SSL Certificate Hints
Starting with version 3.7, Power Admin products (PA Server Monitor, PA Storage Monitor and PA File Sight) support using SSL-enabled HTTP (HTTPS) for
serving reports, and for console to service communication. Self-signed certificates are used so you have immediate SSL protection without the need to purchase a commercial SSL certificate.
Diagnosing the Problem
You can usually see the cause of the error by opening the URL in question in a browser and looking at what the browser reports about the certificate error. In the image below, we clicked the
certificate error and see the root cause displayed.
SSL errors are usually caused by one of three things:
Most SSL certificates come from a well-known certifying authority like Verisign, Thawte, GeoTrust and others. These companies charge for their certificates, which enables them
to do some level of check on the company requesting the certificate. Because of this, browsers recognize certificates signed by these Certificate Authorities.
With self-signed certs, a Certifying Authority was not involved. That means the product has to sign it's own SSL certificates, and therefore be its own Certifying Authority.
Since the browser doesn't know about this new Certifying Authority, it shows warnings indicating it doesn't know whether to trust the SSL certificate or not.
To make the browser stop displaying the warnings, you have to install the new Certifying Authority certificate into the browser as a Root CA or Trusted CA. Be careful -- only
install a new Certifying Authority when you know who it is because you are telling the browser to trust SSL certificates from that authority. In this case, the Power Admin product
created the new Certifying Authority on your computer. No other computer has that Certifying Authority.
For instructions on installing a new Certifying Authority in popular browsers, choose your browser below:
Instruction for installing in Internet Explorer
Instruction for installing in FireFox
Instruction for installing in Google Chrome
When the SSL certificate was made, it was created using the computer's name, localhost and 127.0.0.1. In the examples above, that means we could go to https://dnvista or https://localhost or https://127.0.0.1
and the host name in the URL would match the host name listed in the SSL certificate. If you access the page using the host name in the certificate, mismatched host address errors will go away. If you can't access it with the host name in
the certificate (perhaps because an external host name is being used) adding a hosts file entry will make it so you can.
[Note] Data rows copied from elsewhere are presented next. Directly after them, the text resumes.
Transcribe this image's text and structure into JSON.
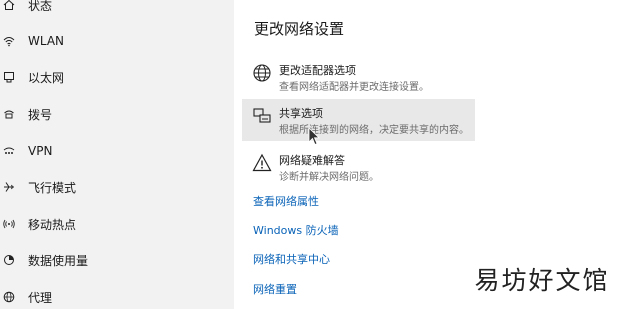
{
  "sidebar": {
    "items": [
      {
        "label": "状态",
        "icon": "home-icon"
      },
      {
        "label": "WLAN",
        "icon": "wifi-icon"
      },
      {
        "label": "以太网",
        "icon": "ethernet-icon"
      },
      {
        "label": "拨号",
        "icon": "dialup-icon"
      },
      {
        "label": "VPN",
        "icon": "vpn-icon"
      },
      {
        "label": "飞行模式",
        "icon": "airplane-icon"
      },
      {
        "label": "移动热点",
        "icon": "hotspot-icon"
      },
      {
        "label": "数据使用量",
        "icon": "data-usage-icon"
      },
      {
        "label": "代理",
        "icon": "globe-icon"
      }
    ]
  },
  "main": {
    "title": "更改网络设置",
    "options": [
      {
        "title": "更改适配器选项",
        "desc": "查看网络适配器并更改连接设置。",
        "icon": "adapter-globe-icon",
        "highlighted": false
      },
      {
        "title": "共享选项",
        "desc": "根据所连接到的网络，决定要共享的内容。",
        "icon": "sharing-printer-icon",
        "highlighted": true
      },
      {
        "title": "网络疑难解答",
        "desc": "诊断并解决网络问题。",
        "icon": "warning-icon",
        "highlighted": false
      }
    ],
    "links": [
      "查看网络属性",
      "Windows 防火墙",
      "网络和共享中心",
      "网络重置"
    ]
  },
  "colors": {
    "sidebar_bg": "#f2f2f2",
    "link": "#0a63b8",
    "hover_bg": "#e8e8e8",
    "desc_text": "#6b6b6b"
  },
  "watermark": {
    "text": "易坊好文馆"
  }
}
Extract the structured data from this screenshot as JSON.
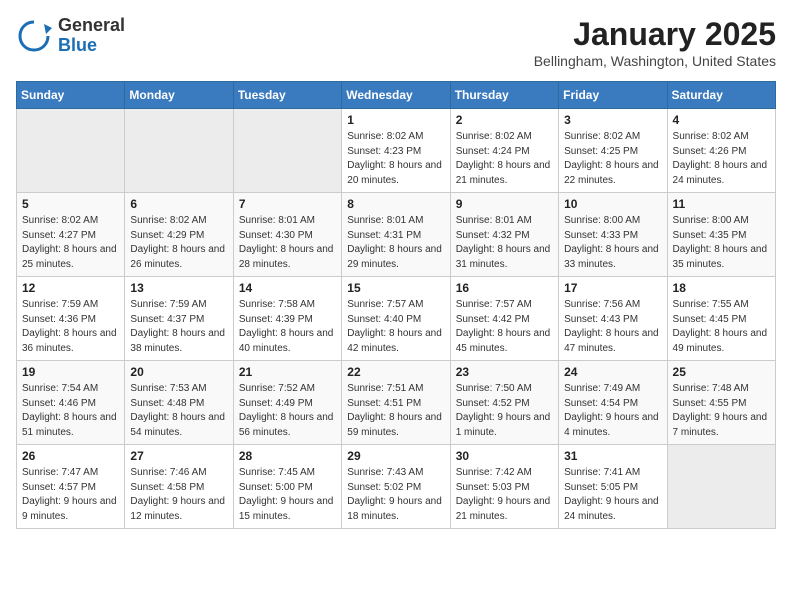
{
  "header": {
    "logo_general": "General",
    "logo_blue": "Blue",
    "month_title": "January 2025",
    "location": "Bellingham, Washington, United States"
  },
  "weekdays": [
    "Sunday",
    "Monday",
    "Tuesday",
    "Wednesday",
    "Thursday",
    "Friday",
    "Saturday"
  ],
  "weeks": [
    [
      {
        "day": "",
        "sunrise": "",
        "sunset": "",
        "daylight": "",
        "empty": true
      },
      {
        "day": "",
        "sunrise": "",
        "sunset": "",
        "daylight": "",
        "empty": true
      },
      {
        "day": "",
        "sunrise": "",
        "sunset": "",
        "daylight": "",
        "empty": true
      },
      {
        "day": "1",
        "sunrise": "8:02 AM",
        "sunset": "4:23 PM",
        "daylight": "8 hours and 20 minutes.",
        "empty": false
      },
      {
        "day": "2",
        "sunrise": "8:02 AM",
        "sunset": "4:24 PM",
        "daylight": "8 hours and 21 minutes.",
        "empty": false
      },
      {
        "day": "3",
        "sunrise": "8:02 AM",
        "sunset": "4:25 PM",
        "daylight": "8 hours and 22 minutes.",
        "empty": false
      },
      {
        "day": "4",
        "sunrise": "8:02 AM",
        "sunset": "4:26 PM",
        "daylight": "8 hours and 24 minutes.",
        "empty": false
      }
    ],
    [
      {
        "day": "5",
        "sunrise": "8:02 AM",
        "sunset": "4:27 PM",
        "daylight": "8 hours and 25 minutes.",
        "empty": false
      },
      {
        "day": "6",
        "sunrise": "8:02 AM",
        "sunset": "4:29 PM",
        "daylight": "8 hours and 26 minutes.",
        "empty": false
      },
      {
        "day": "7",
        "sunrise": "8:01 AM",
        "sunset": "4:30 PM",
        "daylight": "8 hours and 28 minutes.",
        "empty": false
      },
      {
        "day": "8",
        "sunrise": "8:01 AM",
        "sunset": "4:31 PM",
        "daylight": "8 hours and 29 minutes.",
        "empty": false
      },
      {
        "day": "9",
        "sunrise": "8:01 AM",
        "sunset": "4:32 PM",
        "daylight": "8 hours and 31 minutes.",
        "empty": false
      },
      {
        "day": "10",
        "sunrise": "8:00 AM",
        "sunset": "4:33 PM",
        "daylight": "8 hours and 33 minutes.",
        "empty": false
      },
      {
        "day": "11",
        "sunrise": "8:00 AM",
        "sunset": "4:35 PM",
        "daylight": "8 hours and 35 minutes.",
        "empty": false
      }
    ],
    [
      {
        "day": "12",
        "sunrise": "7:59 AM",
        "sunset": "4:36 PM",
        "daylight": "8 hours and 36 minutes.",
        "empty": false
      },
      {
        "day": "13",
        "sunrise": "7:59 AM",
        "sunset": "4:37 PM",
        "daylight": "8 hours and 38 minutes.",
        "empty": false
      },
      {
        "day": "14",
        "sunrise": "7:58 AM",
        "sunset": "4:39 PM",
        "daylight": "8 hours and 40 minutes.",
        "empty": false
      },
      {
        "day": "15",
        "sunrise": "7:57 AM",
        "sunset": "4:40 PM",
        "daylight": "8 hours and 42 minutes.",
        "empty": false
      },
      {
        "day": "16",
        "sunrise": "7:57 AM",
        "sunset": "4:42 PM",
        "daylight": "8 hours and 45 minutes.",
        "empty": false
      },
      {
        "day": "17",
        "sunrise": "7:56 AM",
        "sunset": "4:43 PM",
        "daylight": "8 hours and 47 minutes.",
        "empty": false
      },
      {
        "day": "18",
        "sunrise": "7:55 AM",
        "sunset": "4:45 PM",
        "daylight": "8 hours and 49 minutes.",
        "empty": false
      }
    ],
    [
      {
        "day": "19",
        "sunrise": "7:54 AM",
        "sunset": "4:46 PM",
        "daylight": "8 hours and 51 minutes.",
        "empty": false
      },
      {
        "day": "20",
        "sunrise": "7:53 AM",
        "sunset": "4:48 PM",
        "daylight": "8 hours and 54 minutes.",
        "empty": false
      },
      {
        "day": "21",
        "sunrise": "7:52 AM",
        "sunset": "4:49 PM",
        "daylight": "8 hours and 56 minutes.",
        "empty": false
      },
      {
        "day": "22",
        "sunrise": "7:51 AM",
        "sunset": "4:51 PM",
        "daylight": "8 hours and 59 minutes.",
        "empty": false
      },
      {
        "day": "23",
        "sunrise": "7:50 AM",
        "sunset": "4:52 PM",
        "daylight": "9 hours and 1 minute.",
        "empty": false
      },
      {
        "day": "24",
        "sunrise": "7:49 AM",
        "sunset": "4:54 PM",
        "daylight": "9 hours and 4 minutes.",
        "empty": false
      },
      {
        "day": "25",
        "sunrise": "7:48 AM",
        "sunset": "4:55 PM",
        "daylight": "9 hours and 7 minutes.",
        "empty": false
      }
    ],
    [
      {
        "day": "26",
        "sunrise": "7:47 AM",
        "sunset": "4:57 PM",
        "daylight": "9 hours and 9 minutes.",
        "empty": false
      },
      {
        "day": "27",
        "sunrise": "7:46 AM",
        "sunset": "4:58 PM",
        "daylight": "9 hours and 12 minutes.",
        "empty": false
      },
      {
        "day": "28",
        "sunrise": "7:45 AM",
        "sunset": "5:00 PM",
        "daylight": "9 hours and 15 minutes.",
        "empty": false
      },
      {
        "day": "29",
        "sunrise": "7:43 AM",
        "sunset": "5:02 PM",
        "daylight": "9 hours and 18 minutes.",
        "empty": false
      },
      {
        "day": "30",
        "sunrise": "7:42 AM",
        "sunset": "5:03 PM",
        "daylight": "9 hours and 21 minutes.",
        "empty": false
      },
      {
        "day": "31",
        "sunrise": "7:41 AM",
        "sunset": "5:05 PM",
        "daylight": "9 hours and 24 minutes.",
        "empty": false
      },
      {
        "day": "",
        "sunrise": "",
        "sunset": "",
        "daylight": "",
        "empty": true
      }
    ]
  ],
  "labels": {
    "sunrise_prefix": "Sunrise: ",
    "sunset_prefix": "Sunset: ",
    "daylight_prefix": "Daylight: "
  }
}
But first, you need to see which host names are in the certificate.
Click the certificate, and then view the Details tab and the Subject Alternative Name field as shown below:
Adding a hosts file entry for one of those names that points at the monitoring service will quiet the browser's certificate complaints.
Regenerate the SSL Certificate
If your host name changes, or you want to regenerate the default SSL certificate for any reason, you can do that by using RegEdit and going to:
- or -
Delete the value named SSL_GenSAN. Then restart the service -- when it starts up, a new SSL certificate with the current host name will be created.
If you would like to add an additional host name to the Subject Alternative Name field show in the image above, you can do that by setting the SSLSANName field to the new host name. You can add multiple host names by
separating them with a comma. Delete the SSL_GenSAN value and restart the service and the certificate will be rebuilt with the new host names.
If you have an SSL error in the Console that you can't click past, open RegEdit and go to:
- or -
There should be an entry for Console. Change it to:
Console = 1
Restart the Console and you should be able to click past the SSL error. You can use the two techniques discussed above this topic to fix the source of the SSL error.